Shakespeare’s tale and West Side Story rely upon contrasting the happiness which the young star-crossed lovers experience together, from their first forbidden encounter at a dance to balcony serenades, with their ultimate tragic demise. Through enduringly joyous lyrics such as “America” and “I feel pretty”, Puerto-Rican Maria (Natalie Wood) of the Shark clan, and the audience with her, fall in love not only with Tony (Richard Beymer) of the rival Jet gang, but also with the American dream. However, following the fatal consequences of the ultimate showdown between the Sharks and Jets, the giddiness of the opening scenes evaporates as Maria states, “I can kill, too, because now I have hate”. In so saying, she probes some of the central questions which this Shakespearean adaptation raises: were these events inevitable? Did a chance meeting at a dance really let fly a tragic volley? Or is this a case of “chopt logic” which could have been averted through greater tolerance? In raising these issues, West Side Story allows us to explore afresh what constitutes a tragedy today.
~ Dr. Emma Annette Wilson.
Shakespeare on Film, 2014-15
September 15_____________ Ten Things I Hate About You
November 4______________________ The Bad Sleep Well
November 23________________ Shakespeare Behind Bars
December 16_____________________ To Be Or Not to Be
January 19__________________________ West Side Story
February 16____________________ Deliver Us From Eva
March 11_________________________ Forbidden Planet
April 27_______________________ Love’s Labour’s Lost
Sponsored by: The Hudson Strode Program in Renaissance Studies, University of Alabama, Tuscaloosa
All films are free and open to the public.

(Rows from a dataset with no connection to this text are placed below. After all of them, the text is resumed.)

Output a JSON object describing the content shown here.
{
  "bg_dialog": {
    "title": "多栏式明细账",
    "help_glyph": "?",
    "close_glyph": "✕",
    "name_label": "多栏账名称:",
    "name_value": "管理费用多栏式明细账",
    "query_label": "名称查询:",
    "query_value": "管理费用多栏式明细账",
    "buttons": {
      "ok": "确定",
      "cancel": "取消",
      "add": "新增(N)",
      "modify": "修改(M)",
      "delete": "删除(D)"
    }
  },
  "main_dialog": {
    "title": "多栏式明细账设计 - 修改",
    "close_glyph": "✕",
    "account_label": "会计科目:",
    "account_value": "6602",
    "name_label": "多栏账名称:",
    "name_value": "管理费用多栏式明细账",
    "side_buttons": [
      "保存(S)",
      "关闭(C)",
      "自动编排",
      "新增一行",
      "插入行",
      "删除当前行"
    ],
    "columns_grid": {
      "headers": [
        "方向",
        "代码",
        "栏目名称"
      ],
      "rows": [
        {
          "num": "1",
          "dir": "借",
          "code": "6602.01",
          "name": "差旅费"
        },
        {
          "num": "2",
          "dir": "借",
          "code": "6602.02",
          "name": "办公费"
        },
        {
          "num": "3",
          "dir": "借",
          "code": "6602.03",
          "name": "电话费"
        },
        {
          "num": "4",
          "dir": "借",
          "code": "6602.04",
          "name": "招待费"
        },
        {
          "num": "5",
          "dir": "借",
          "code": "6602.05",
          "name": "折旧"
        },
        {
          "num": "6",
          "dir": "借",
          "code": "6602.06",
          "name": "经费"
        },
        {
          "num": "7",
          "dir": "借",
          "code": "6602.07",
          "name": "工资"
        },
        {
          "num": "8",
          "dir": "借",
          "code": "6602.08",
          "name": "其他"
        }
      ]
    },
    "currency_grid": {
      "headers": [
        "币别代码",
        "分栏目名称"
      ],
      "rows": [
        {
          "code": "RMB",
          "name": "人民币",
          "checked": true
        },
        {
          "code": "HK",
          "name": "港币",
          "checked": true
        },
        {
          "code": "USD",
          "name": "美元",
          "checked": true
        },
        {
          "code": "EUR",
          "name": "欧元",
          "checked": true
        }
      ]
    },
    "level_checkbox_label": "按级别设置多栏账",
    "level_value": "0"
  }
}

Jan 15th, 2015, 7:30pm at the Dinah Washington Cultural Arts Center in downtown Tuscaloosa. Starring Michael Witherell as Prospero. Our script can be downloaded here: The Tempest, adapted by Steve Burch and Emily Pitts Donahoe